■ Instructions to follow ■
In full and word for word, copy the records that follow.

[Excerpts from an interface dataset]
────────────────────────────────────────

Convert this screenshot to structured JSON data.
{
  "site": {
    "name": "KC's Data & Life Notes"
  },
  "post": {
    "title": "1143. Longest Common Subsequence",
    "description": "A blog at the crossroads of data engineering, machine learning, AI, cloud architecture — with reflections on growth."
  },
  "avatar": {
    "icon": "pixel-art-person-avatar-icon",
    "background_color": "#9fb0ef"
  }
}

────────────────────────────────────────

■ Result ■
Convert this screenshot to structured JSON data.
{
  "site": {
    "name": "KC's Data & Life Notes"
  },
  "post": {
    "title": "1143. Longest Common Subsequence",
    "description": "A blog at the crossroads of data engineering, machine learning, AI, cloud architecture — with reflections on growth."
  },
  "avatar": {
    "icon": "pixel-art-person-avatar-icon",
    "background_color": "#9fb0ef"
  }
}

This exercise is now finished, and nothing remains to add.